Field Sobriety Tests, or FSTs, is the name given to a battery of subjective exercises promulgated by the NHTSA (National Highway Traffic Safety Administration) that ostensibly help the police officers to guess if a driver is impaired. While the name makes them sound clinical and official, these tests are among the most contentious elements of a DUI stop.
Standardized Field Sobriety Tests (SFSTs)
The three NHTSA validated tests that constitute the Standardized Field Sobriety Tests are:
- The Horizontal Gaze Nystagmus Test: involves determining eye movement reaction through following an object, such as a pen, with the eyes

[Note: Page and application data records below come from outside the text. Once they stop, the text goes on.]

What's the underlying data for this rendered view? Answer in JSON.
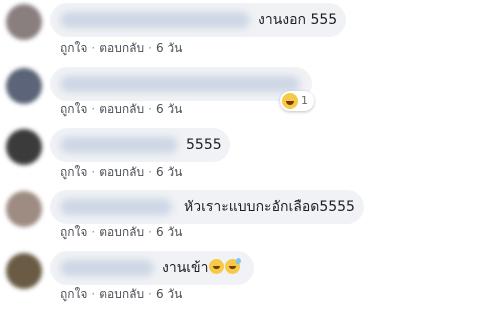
{
  "comments": [
    {
      "text": "งานงอก 555",
      "like": "ถูกใจ",
      "reply": "ตอบกลับ",
      "time": "6 วัน",
      "avatar_color": "#8a7f7f"
    },
    {
      "text": "",
      "like": "ถูกใจ",
      "reply": "ตอบกลับ",
      "time": "6 วัน",
      "avatar_color": "#5b6478",
      "reaction_count": "1",
      "reaction_icon": "laugh-emoji-icon"
    },
    {
      "text": "5555",
      "like": "ถูกใจ",
      "reply": "ตอบกลับ",
      "time": "6 วัน",
      "avatar_color": "#3b3b3b"
    },
    {
      "text": "หัวเราะแบบกะอักเลือด5555",
      "like": "ถูกใจ",
      "reply": "ตอบกลับ",
      "time": "6 วัน",
      "avatar_color": "#9e8c82"
    },
    {
      "text": "งานเข้า",
      "like": "ถูกใจ",
      "reply": "ตอบกลับ",
      "time": "6 วัน",
      "avatar_color": "#6a5c44",
      "emojis": [
        "grinning-face-icon",
        "grinning-sweat-face-icon"
      ]
    }
  ],
  "separator": "·"
}
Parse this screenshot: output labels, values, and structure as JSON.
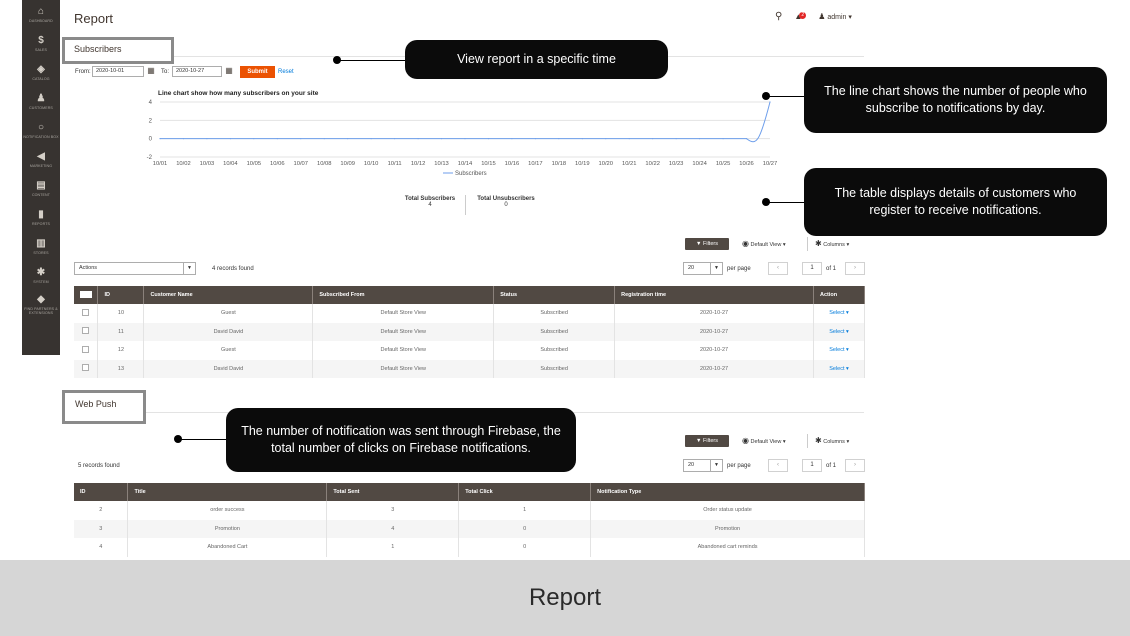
{
  "sidebar": {
    "items": [
      {
        "icon": "dashboard-icon",
        "glyph": "⌂",
        "label": "DASHBOARD"
      },
      {
        "icon": "dollar-icon",
        "glyph": "$",
        "label": "SALES"
      },
      {
        "icon": "catalog-icon",
        "glyph": "◈",
        "label": "CATALOG"
      },
      {
        "icon": "customers-icon",
        "glyph": "♟",
        "label": "CUSTOMERS"
      },
      {
        "icon": "notification-box-icon",
        "glyph": "○",
        "label": "NOTIFICATION BOX"
      },
      {
        "icon": "marketing-icon",
        "glyph": "◀",
        "label": "MARKETING"
      },
      {
        "icon": "content-icon",
        "glyph": "▤",
        "label": "CONTENT"
      },
      {
        "icon": "reports-icon",
        "glyph": "▮",
        "label": "REPORTS"
      },
      {
        "icon": "stores-icon",
        "glyph": "▥",
        "label": "STORES"
      },
      {
        "icon": "system-icon",
        "glyph": "✱",
        "label": "SYSTEM"
      },
      {
        "icon": "extensions-icon",
        "glyph": "◆",
        "label": "FIND PARTNERS & EXTENSIONS"
      }
    ]
  },
  "header": {
    "title": "Report",
    "notification_count": "2",
    "user": "admin ▾"
  },
  "subscribers": {
    "section_label": "Subscribers",
    "from_label": "From:",
    "from_value": "2020-10-01",
    "to_label": "To:",
    "to_value": "2020-10-27",
    "submit": "Submit",
    "reset": "Reset",
    "total_subscribers_label": "Total Subscribers",
    "total_subscribers_value": "4",
    "total_unsubscribers_label": "Total Unsubscribers",
    "total_unsubscribers_value": "0"
  },
  "chart_data": {
    "type": "line",
    "title": "Line chart show how many subscribers on your site",
    "categories": [
      "10/01",
      "10/02",
      "10/03",
      "10/04",
      "10/05",
      "10/06",
      "10/07",
      "10/08",
      "10/09",
      "10/10",
      "10/11",
      "10/12",
      "10/13",
      "10/14",
      "10/15",
      "10/16",
      "10/17",
      "10/18",
      "10/19",
      "10/20",
      "10/21",
      "10/22",
      "10/23",
      "10/24",
      "10/25",
      "10/26",
      "10/27"
    ],
    "series": [
      {
        "name": "Subscribers",
        "values": [
          0,
          0,
          0,
          0,
          0,
          0,
          0,
          0,
          0,
          0,
          0,
          0,
          0,
          0,
          0,
          0,
          0,
          0,
          0,
          0,
          0,
          0,
          0,
          0,
          0,
          0,
          4
        ]
      }
    ],
    "y_ticks": [
      4,
      2,
      0,
      -2
    ],
    "ylim": [
      -2,
      4
    ],
    "grid": true,
    "legend": "bottom",
    "line_color": "#6d9eeb"
  },
  "toolbar": {
    "filters": "Filters",
    "default_view": "Default View ▾",
    "columns": "Columns ▾",
    "actions": "Actions",
    "records_found": "4 records found",
    "per_page_value": "20",
    "per_page_label": "per page",
    "page": "1",
    "of_pages": "of 1"
  },
  "subscribers_table": {
    "headers": [
      "",
      "ID",
      "Customer Name",
      "Subscribed From",
      "Status",
      "Registration time",
      "Action"
    ],
    "rows": [
      [
        "10",
        "Guest",
        "Default Store View",
        "Subscribed",
        "2020-10-27",
        "Select ▾"
      ],
      [
        "11",
        "David David",
        "Default Store View",
        "Subscribed",
        "2020-10-27",
        "Select ▾"
      ],
      [
        "12",
        "Guest",
        "Default Store View",
        "Subscribed",
        "2020-10-27",
        "Select ▾"
      ],
      [
        "13",
        "David David",
        "Default Store View",
        "Subscribed",
        "2020-10-27",
        "Select ▾"
      ]
    ]
  },
  "webpush": {
    "section_label": "Web Push",
    "records_found": "5 records found",
    "filters": "Filters",
    "default_view": "Default View ▾",
    "columns": "Columns ▾",
    "per_page_value": "20",
    "per_page_label": "per page",
    "page": "1",
    "of_pages": "of 1"
  },
  "webpush_table": {
    "headers": [
      "ID",
      "Title",
      "Total Sent",
      "Total Click",
      "Notification Type"
    ],
    "rows": [
      [
        "2",
        "order success",
        "3",
        "1",
        "Order status update"
      ],
      [
        "3",
        "Promotion",
        "4",
        "0",
        "Promotion"
      ],
      [
        "4",
        "Abandoned Cart",
        "1",
        "0",
        "Abandoned cart reminds"
      ]
    ]
  },
  "callouts": {
    "time": "View report in a specific time",
    "chart": "The line chart shows the number of people who subscribe to notifications by day.",
    "table": "The table displays details of customers who register to receive notifications.",
    "firebase": "The number of notification was sent through Firebase, the total number of clicks on Firebase notifications."
  },
  "caption": "Report"
}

- The Walk and Turn Test: designed to gauge an individual’s ability to understand directions and learn a sequence of steps while attending to physical and mental tasks, simultaneously
- The One-Leg Stand Test
Some of the other tests in use, but without scientific validation from the NHTSA, are:
- The Modified-Position-of-Attention Test, or the Romberg test: head back, feet together, and eyes closed for 30 seconds
- The Finger-to-Nose Test: head back, eyes closed, and touching the nose tip with the index finger
- The Alphabet Test: reciting the alphabet, all or part of it
- The Finger Count Test: touching each finger of the hand along with counting at each touch
- The Counting Test: backward counting, for a series of a minimum of fifteen numbers, starting with a number that does not end in a 0 or 5, and stopping at a number that also does not end either in a 0 or 5
- The Preliminary Alcohol Screening Test: breathing into a preliminary or portable breath tester
As per the NHTSA, there is no pass or fail criteria in a field sobriety test, but it is up to the police to observe clues during the test. According to some NHTSA studies, the one-leg stand test shows an accuracy rate of 83 percent and the walk-and-turn test is accurate 79 percent of the time when conducted on individuals within the parameters of such studies.
These tests, however, were not validated by the NHTSA for individuals with injuries or medical conditions, as well as people above 65 years, or individuals overweight by 50 pounds or more. Simply put, true scientists use the term junk science for the three standardized field sobriety tests.
These field tests are completely optional and voluntary, with no penalty for refusing them, and a competent criminal defense lawyer should have no problem discrediting any sobriety test results if the prosecution uses them as evidence in a DUI case.
What is Impaired Driving?
Impaired driving, also known as Driving Under the Influence (DUI), or Driving While Intoxicated (DWI), refers to the criminal act of operating a motor vehicle while under the influence of alcohol or drugs, whether prescription and recreational, if the level of intoxication is such that the driver is unable to operate the vehicle safely.
The History of Field Sobriety Tests
In 1975, the United States National Highway Traffic Safety Administration (NHTSA) initiated research on testing people for impaired driving. From this research emerged a series of tests developed to assess suspected impaired drivers.
Within a span of six years, police officers in the country had started using many of the NHTSA validated standardized field sobriety tests to help them decide on arresting individuals suspected of impaired driving. While an early report outlined six tests, the Standardized Field Sobriety Test (SFST) battery was published in March 1999.
The Many Flaws of Field Sobriety Tests
The Tests Are Subjective in Nature
The accuracy and integrity of a test depend on measurable results and consistent application. FSTs are mostly like suggested exercises, with the results at the discretion of individual judgments.
This unscientific method opens up the possibility of different people drawing different conclusions from the same set of results, depending on their training and knowledge. These tests do not provide clear and factual evidence of an individual’s intoxication levels.
No Baseline Result for the FST
While conducting an FST, a police officer looking for suggestions of impairment, focuses on symptoms that are too broad and sweeping in their nature. The underlying assumption, however, is of how the subject would perform under normal circumstances. An individual’s normal physical condition that may affect their ability to maintain balance or walk straight, is not taken into account.
Stress and Other Factors Can Affect an FST
The results of an FST may be biased due to the uncontrolled environment combined with the confusion and anxiety of the driver. The time of the day and level of the ground could affect the driver’s ability to maintain balance, resulting in an adverse judgment by the police officer. Stress, induced by nervousness and listening to instructions, can cause people to make mistakes that they usually do not, in normal circumstances.
Choose a Skilled DUI Attorney in Colorado Springs
If you do not agree to take a field sobriety test, a police officer cannot insist upon you submitting to one. The test could also be used as evidence to implicate you in a DUI case. At Anderson & Carnahan, Attorneys at Law, we have provided experienced and aggressive legal representation to clients for over 50 years.
We encourage you to work with someone who knows Colorado DUI laws and also the most effective defense strategies to mitigate the situation as much as possible. Call us today at (719) 454-8059 or contact us online to schedule a free case evaluation, so that you can decide for yourself whether or not we are the right firm for you.